TASK: Go through the listing and write out all of it exactly.

GIVEN RECORDS:
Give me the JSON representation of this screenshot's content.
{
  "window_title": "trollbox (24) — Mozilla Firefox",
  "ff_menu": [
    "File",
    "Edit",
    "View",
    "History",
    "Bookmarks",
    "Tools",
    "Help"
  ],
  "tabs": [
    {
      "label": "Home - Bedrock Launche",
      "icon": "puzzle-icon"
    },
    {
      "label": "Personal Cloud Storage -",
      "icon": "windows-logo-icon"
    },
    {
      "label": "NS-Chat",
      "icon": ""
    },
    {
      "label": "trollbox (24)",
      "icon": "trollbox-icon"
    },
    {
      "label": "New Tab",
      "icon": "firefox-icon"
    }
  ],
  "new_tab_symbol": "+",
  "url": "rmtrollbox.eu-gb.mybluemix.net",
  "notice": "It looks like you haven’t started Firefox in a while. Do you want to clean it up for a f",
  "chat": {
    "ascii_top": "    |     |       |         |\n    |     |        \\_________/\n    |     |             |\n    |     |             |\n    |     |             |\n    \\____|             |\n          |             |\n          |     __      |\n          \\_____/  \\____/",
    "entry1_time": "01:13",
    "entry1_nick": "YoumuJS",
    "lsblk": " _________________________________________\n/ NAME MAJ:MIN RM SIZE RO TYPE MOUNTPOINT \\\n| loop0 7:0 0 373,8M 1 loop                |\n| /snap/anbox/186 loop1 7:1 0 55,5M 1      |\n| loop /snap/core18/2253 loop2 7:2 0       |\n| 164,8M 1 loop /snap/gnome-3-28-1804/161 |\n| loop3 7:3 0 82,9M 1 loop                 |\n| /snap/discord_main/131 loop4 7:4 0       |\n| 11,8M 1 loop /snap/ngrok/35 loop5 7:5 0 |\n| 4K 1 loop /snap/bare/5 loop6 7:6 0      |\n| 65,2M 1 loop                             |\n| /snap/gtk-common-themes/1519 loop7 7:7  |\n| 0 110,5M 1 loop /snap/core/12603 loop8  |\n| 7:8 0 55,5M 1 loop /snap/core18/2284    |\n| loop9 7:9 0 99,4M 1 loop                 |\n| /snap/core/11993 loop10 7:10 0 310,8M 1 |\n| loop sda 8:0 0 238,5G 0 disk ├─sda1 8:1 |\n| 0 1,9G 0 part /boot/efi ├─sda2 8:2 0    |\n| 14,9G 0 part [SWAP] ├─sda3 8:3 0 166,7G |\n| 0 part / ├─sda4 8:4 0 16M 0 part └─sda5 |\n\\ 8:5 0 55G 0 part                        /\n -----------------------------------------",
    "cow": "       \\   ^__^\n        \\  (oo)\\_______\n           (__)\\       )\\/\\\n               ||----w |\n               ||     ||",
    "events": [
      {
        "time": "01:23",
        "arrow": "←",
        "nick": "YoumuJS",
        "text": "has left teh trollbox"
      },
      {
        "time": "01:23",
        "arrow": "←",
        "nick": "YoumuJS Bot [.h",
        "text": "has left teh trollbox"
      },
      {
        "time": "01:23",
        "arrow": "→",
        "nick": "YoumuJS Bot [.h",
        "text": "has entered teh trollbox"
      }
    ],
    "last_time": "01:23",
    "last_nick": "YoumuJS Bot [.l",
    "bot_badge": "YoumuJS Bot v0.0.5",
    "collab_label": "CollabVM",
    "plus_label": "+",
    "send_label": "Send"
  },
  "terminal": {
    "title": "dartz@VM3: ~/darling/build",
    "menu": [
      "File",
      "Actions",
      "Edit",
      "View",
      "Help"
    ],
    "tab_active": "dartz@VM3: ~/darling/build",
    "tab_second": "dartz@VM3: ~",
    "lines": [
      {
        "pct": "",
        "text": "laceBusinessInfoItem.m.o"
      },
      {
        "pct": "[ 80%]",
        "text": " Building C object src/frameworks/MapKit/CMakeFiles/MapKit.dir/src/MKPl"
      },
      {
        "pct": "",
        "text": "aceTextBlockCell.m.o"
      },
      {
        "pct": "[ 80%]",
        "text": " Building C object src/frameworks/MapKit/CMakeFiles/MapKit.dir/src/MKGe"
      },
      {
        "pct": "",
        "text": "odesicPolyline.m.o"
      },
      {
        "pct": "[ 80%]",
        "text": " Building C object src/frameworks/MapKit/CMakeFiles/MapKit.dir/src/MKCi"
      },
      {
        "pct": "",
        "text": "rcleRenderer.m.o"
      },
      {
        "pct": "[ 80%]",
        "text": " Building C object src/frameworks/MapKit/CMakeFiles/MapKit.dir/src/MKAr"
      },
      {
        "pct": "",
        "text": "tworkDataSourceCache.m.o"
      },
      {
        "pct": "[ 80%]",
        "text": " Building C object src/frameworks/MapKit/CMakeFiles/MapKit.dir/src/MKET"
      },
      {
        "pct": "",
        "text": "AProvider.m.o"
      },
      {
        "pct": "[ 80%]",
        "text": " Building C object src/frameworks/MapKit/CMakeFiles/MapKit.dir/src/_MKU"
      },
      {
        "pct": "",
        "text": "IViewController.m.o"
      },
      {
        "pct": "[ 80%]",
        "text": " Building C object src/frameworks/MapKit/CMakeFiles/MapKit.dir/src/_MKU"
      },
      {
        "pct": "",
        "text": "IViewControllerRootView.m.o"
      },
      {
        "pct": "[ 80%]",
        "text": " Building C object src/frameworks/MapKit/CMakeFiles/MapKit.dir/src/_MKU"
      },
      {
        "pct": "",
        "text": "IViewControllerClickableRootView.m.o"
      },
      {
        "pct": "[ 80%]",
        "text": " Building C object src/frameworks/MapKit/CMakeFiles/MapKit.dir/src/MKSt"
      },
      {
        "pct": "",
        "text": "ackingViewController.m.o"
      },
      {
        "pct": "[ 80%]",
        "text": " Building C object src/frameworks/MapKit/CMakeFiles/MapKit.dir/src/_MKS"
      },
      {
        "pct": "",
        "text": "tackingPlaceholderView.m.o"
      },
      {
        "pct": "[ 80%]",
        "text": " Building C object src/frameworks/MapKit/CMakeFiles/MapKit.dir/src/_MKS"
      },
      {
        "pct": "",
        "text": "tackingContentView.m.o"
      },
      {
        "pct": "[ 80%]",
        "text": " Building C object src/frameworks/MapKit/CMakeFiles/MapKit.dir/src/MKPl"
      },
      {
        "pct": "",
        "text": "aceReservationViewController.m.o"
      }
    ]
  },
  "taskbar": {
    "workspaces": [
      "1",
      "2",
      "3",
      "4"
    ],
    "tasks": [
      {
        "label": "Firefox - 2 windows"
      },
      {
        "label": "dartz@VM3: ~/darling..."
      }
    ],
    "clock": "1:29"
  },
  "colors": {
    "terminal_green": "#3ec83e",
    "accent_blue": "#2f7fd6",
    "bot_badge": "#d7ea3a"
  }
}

PROBLEM SOLUTION:
Give me the JSON representation of this screenshot's content.
{
  "window_title": "trollbox (24) — Mozilla Firefox",
  "ff_menu": [
    "File",
    "Edit",
    "View",
    "History",
    "Bookmarks",
    "Tools",
    "Help"
  ],
  "tabs": [
    {
      "label": "Home - Bedrock Launche",
      "icon": "puzzle-icon"
    },
    {
      "label": "Personal Cloud Storage -",
      "icon": "windows-logo-icon"
    },
    {
      "label": "NS-Chat",
      "icon": ""
    },
    {
      "label": "trollbox (24)",
      "icon": "trollbox-icon"
    },
    {
      "label": "New Tab",
      "icon": "firefox-icon"
    }
  ],
  "new_tab_symbol": "+",
  "url": "rmtrollbox.eu-gb.mybluemix.net",
  "notice": "It looks like you haven’t started Firefox in a while. Do you want to clean it up for a f",
  "chat": {
    "ascii_top": "    |     |       |         |\n    |     |        \\_________/\n    |     |             |\n    |     |             |\n    |     |             |\n    \\____|             |\n          |             |\n          |     __      |\n          \\_____/  \\____/",
    "entry1_time": "01:13",
    "entry1_nick": "YoumuJS",
    "lsblk": " _________________________________________\n/ NAME MAJ:MIN RM SIZE RO TYPE MOUNTPOINT \\\n| loop0 7:0 0 373,8M 1 loop                |\n| /snap/anbox/186 loop1 7:1 0 55,5M 1      |\n| loop /snap/core18/2253 loop2 7:2 0       |\n| 164,8M 1 loop /snap/gnome-3-28-1804/161 |\n| loop3 7:3 0 82,9M 1 loop                 |\n| /snap/discord_main/131 loop4 7:4 0       |\n| 11,8M 1 loop /snap/ngrok/35 loop5 7:5 0 |\n| 4K 1 loop /snap/bare/5 loop6 7:6 0      |\n| 65,2M 1 loop                             |\n| /snap/gtk-common-themes/1519 loop7 7:7  |\n| 0 110,5M 1 loop /snap/core/12603 loop8  |\n| 7:8 0 55,5M 1 loop /snap/core18/2284    |\n| loop9 7:9 0 99,4M 1 loop                 |\n| /snap/core/11993 loop10 7:10 0 310,8M 1 |\n| loop sda 8:0 0 238,5G 0 disk ├─sda1 8:1 |\n| 0 1,9G 0 part /boot/efi ├─sda2 8:2 0    |\n| 14,9G 0 part [SWAP] ├─sda3 8:3 0 166,7G |\n| 0 part / ├─sda4 8:4 0 16M 0 part └─sda5 |\n\\ 8:5 0 55G 0 part                        /\n -----------------------------------------",
    "cow": "       \\   ^__^\n        \\  (oo)\\_______\n           (__)\\       )\\/\\\n               ||----w |\n               ||     ||",
    "events": [
      {
        "time": "01:23",
        "arrow": "←",
        "nick": "YoumuJS",
        "text": "has left teh trollbox"
      },
      {
        "time": "01:23",
        "arrow": "←",
        "nick": "YoumuJS Bot [.h",
        "text": "has left teh trollbox"
      },
      {
        "time": "01:23",
        "arrow": "→",
        "nick": "YoumuJS Bot [.h",
        "text": "has entered teh trollbox"
      }
    ],
    "last_time": "01:23",
    "last_nick": "YoumuJS Bot [.l",
    "bot_badge": "YoumuJS Bot v0.0.5",
    "collab_label": "CollabVM",
    "plus_label": "+",
    "send_label": "Send"
  },
  "terminal": {
    "title": "dartz@VM3: ~/darling/build",
    "menu": [
      "File",
      "Actions",
      "Edit",
      "View",
      "Help"
    ],
    "tab_active": "dartz@VM3: ~/darling/build",
    "tab_second": "dartz@VM3: ~",
    "lines": [
      {
        "pct": "",
        "text": "laceBusinessInfoItem.m.o"
      },
      {
        "pct": "[ 80%]",
        "text": " Building C object src/frameworks/MapKit/CMakeFiles/MapKit.dir/src/MKPl"
      },
      {
        "pct": "",
        "text": "aceTextBlockCell.m.o"
      },
      {
        "pct": "[ 80%]",
        "text": " Building C object src/frameworks/MapKit/CMakeFiles/MapKit.dir/src/MKGe"
      },
      {
        "pct": "",
        "text": "odesicPolyline.m.o"
      },
      {
        "pct": "[ 80%]",
        "text": " Building C object src/frameworks/MapKit/CMakeFiles/MapKit.dir/src/MKCi"
      },
      {
        "pct": "",
        "text": "rcleRenderer.m.o"
      },
      {
        "pct": "[ 80%]",
        "text": " Building C object src/frameworks/MapKit/CMakeFiles/MapKit.dir/src/MKAr"
      },
      {
        "pct": "",
        "text": "tworkDataSourceCache.m.o"
      },
      {
        "pct": "[ 80%]",
        "text": " Building C object src/frameworks/MapKit/CMakeFiles/MapKit.dir/src/MKET"
      },
      {
        "pct": "",
        "text": "AProvider.m.o"
      },
      {
        "pct": "[ 80%]",
        "text": " Building C object src/frameworks/MapKit/CMakeFiles/MapKit.dir/src/_MKU"
      },
      {
        "pct": "",
        "text": "IViewController.m.o"
      },
      {
        "pct": "[ 80%]",
        "text": " Building C object src/frameworks/MapKit/CMakeFiles/MapKit.dir/src/_MKU"
      },
      {
        "pct": "",
        "text": "IViewControllerRootView.m.o"
      },
      {
        "pct": "[ 80%]",
        "text": " Building C object src/frameworks/MapKit/CMakeFiles/MapKit.dir/src/_MKU"
      },
      {
        "pct": "",
        "text": "IViewControllerClickableRootView.m.o"
      },
      {
        "pct": "[ 80%]",
        "text": " Building C object src/frameworks/MapKit/CMakeFiles/MapKit.dir/src/MKSt"
      },
      {
        "pct": "",
        "text": "ackingViewController.m.o"
      },
      {
        "pct": "[ 80%]",
        "text": " Building C object src/frameworks/MapKit/CMakeFiles/MapKit.dir/src/_MKS"
      },
      {
        "pct": "",
        "text": "tackingPlaceholderView.m.o"
      },
      {
        "pct": "[ 80%]",
        "text": " Building C object src/frameworks/MapKit/CMakeFiles/MapKit.dir/src/_MKS"
      },
      {
        "pct": "",
        "text": "tackingContentView.m.o"
      },
      {
        "pct": "[ 80%]",
        "text": " Building C object src/frameworks/MapKit/CMakeFiles/MapKit.dir/src/MKPl"
      },
      {
        "pct": "",
        "text": "aceReservationViewController.m.o"
      }
    ]
  },
  "taskbar": {
    "workspaces": [
      "1",
      "2",
      "3",
      "4"
    ],
    "tasks": [
      {
        "label": "Firefox - 2 windows"
      },
      {
        "label": "dartz@VM3: ~/darling..."
      }
    ],
    "clock": "1:29"
  },
  "colors": {
    "terminal_green": "#3ec83e",
    "accent_blue": "#2f7fd6",
    "bot_badge": "#d7ea3a"
  }
}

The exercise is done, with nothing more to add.